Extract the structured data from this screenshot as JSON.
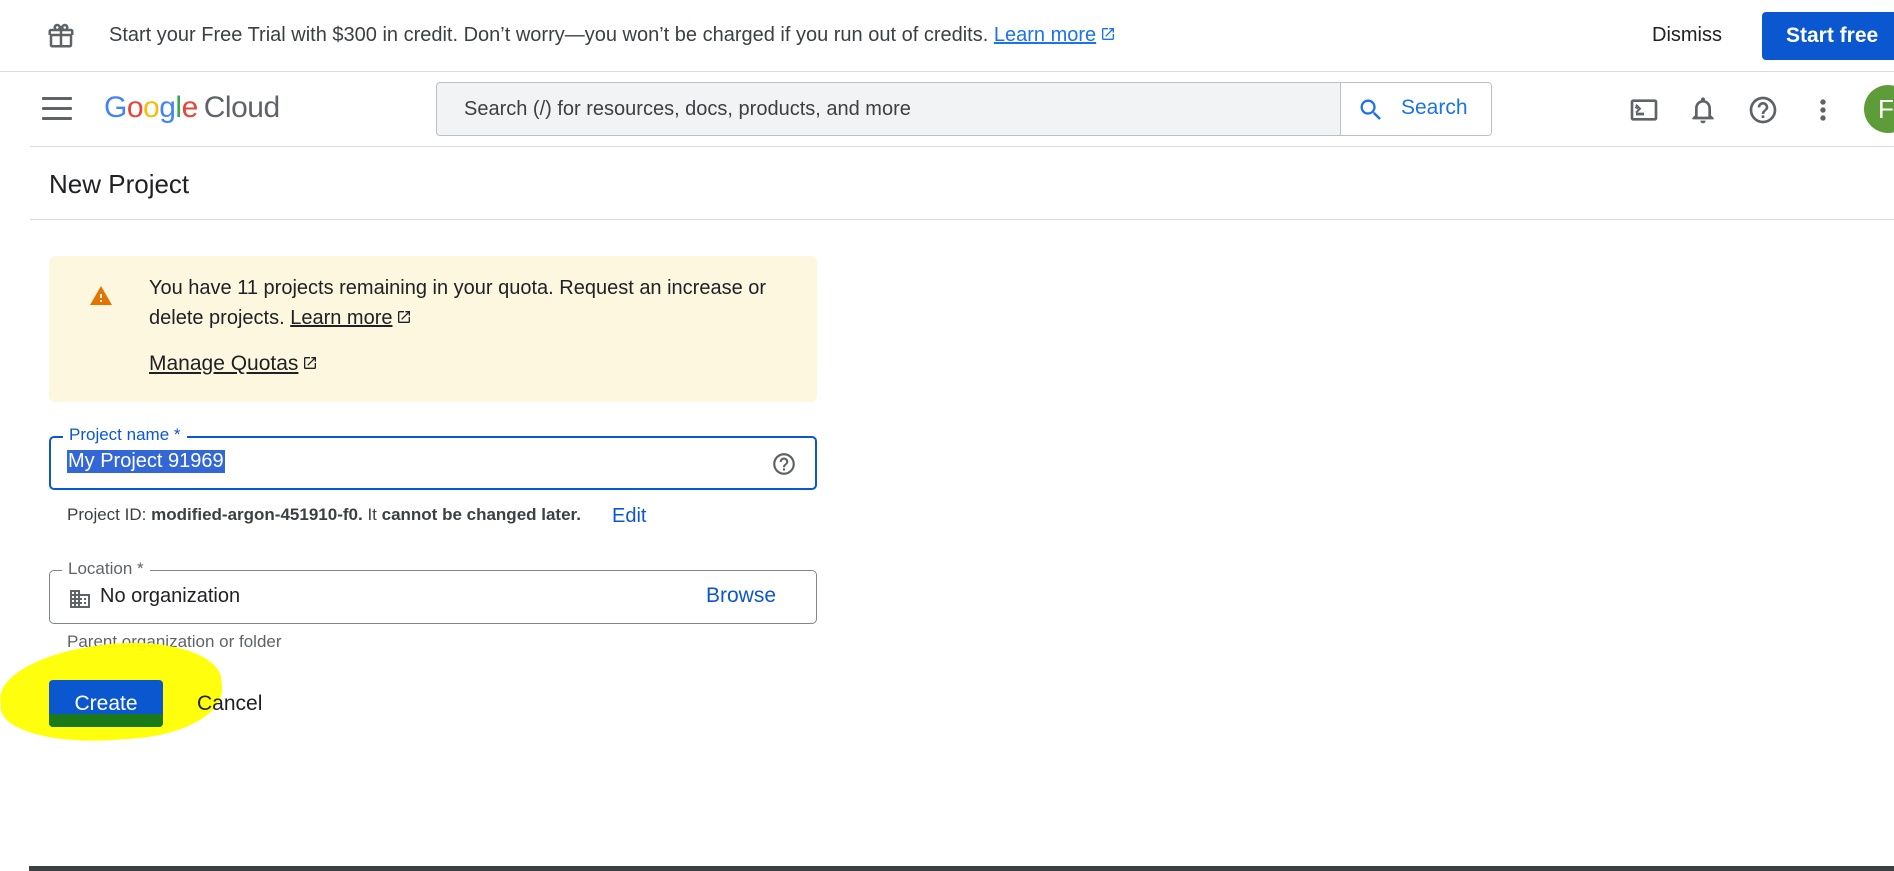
{
  "promo": {
    "text": "Start your Free Trial with $300 in credit. Don’t worry—you won’t be charged if you run out of credits.",
    "learn_more": "Learn more",
    "dismiss": "Dismiss",
    "start_free": "Start free"
  },
  "header": {
    "logo": {
      "letters": [
        "G",
        "o",
        "o",
        "g",
        "l",
        "e"
      ],
      "cloud": "Cloud"
    },
    "search_placeholder": "Search (/) for resources, docs, products, and more",
    "search_button": "Search",
    "avatar_initial": "F",
    "icons": [
      "cloud-shell-icon",
      "notifications-icon",
      "help-icon",
      "more-vert-icon"
    ]
  },
  "page": {
    "title": "New Project"
  },
  "quota_warning": {
    "text": "You have 11 projects remaining in your quota. Request an increase or delete projects.",
    "learn_more": "Learn more",
    "manage_quotas": "Manage Quotas"
  },
  "project_name": {
    "label": "Project name *",
    "value": "My Project 91969"
  },
  "project_id": {
    "prefix": "Project ID:",
    "id": "modified-argon-451910-f0.",
    "middle": "It",
    "emphasis": "cannot be changed later.",
    "edit": "Edit"
  },
  "location": {
    "label": "Location *",
    "value": "No organization",
    "browse": "Browse",
    "hint": "Parent organization or folder"
  },
  "actions": {
    "create": "Create",
    "cancel": "Cancel"
  },
  "colors": {
    "primary": "#0b57d0",
    "warning_bg": "#fef7e0",
    "warning_icon": "#e37400",
    "highlight": "#ffff00",
    "avatar": "#5e9c3a"
  }
}
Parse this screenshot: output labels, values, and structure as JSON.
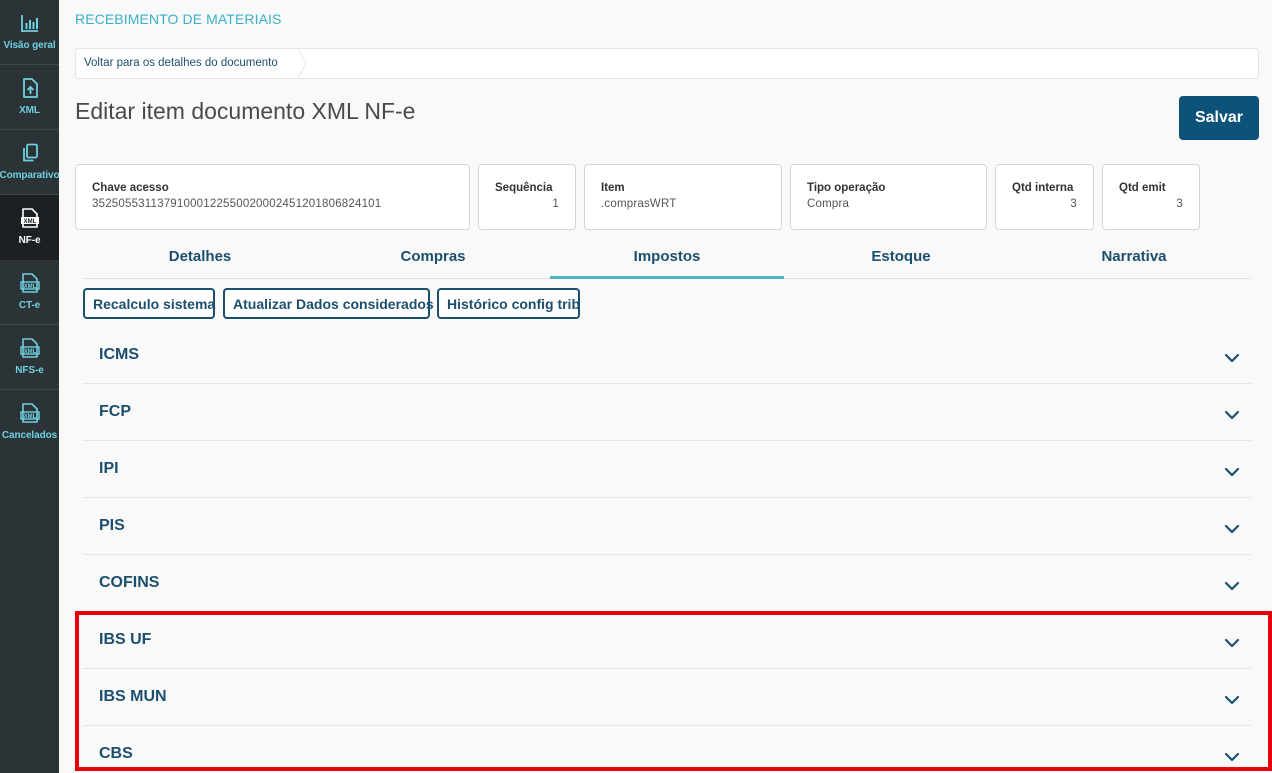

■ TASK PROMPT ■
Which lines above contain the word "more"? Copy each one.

■ EXERCISE OUTPUT ■
    "learn_more": "Learn more",
    "search_placeholder": "Search (/) for resources, docs, products, and more",
      "more-vert-icon"
    "learn_more": "Learn more",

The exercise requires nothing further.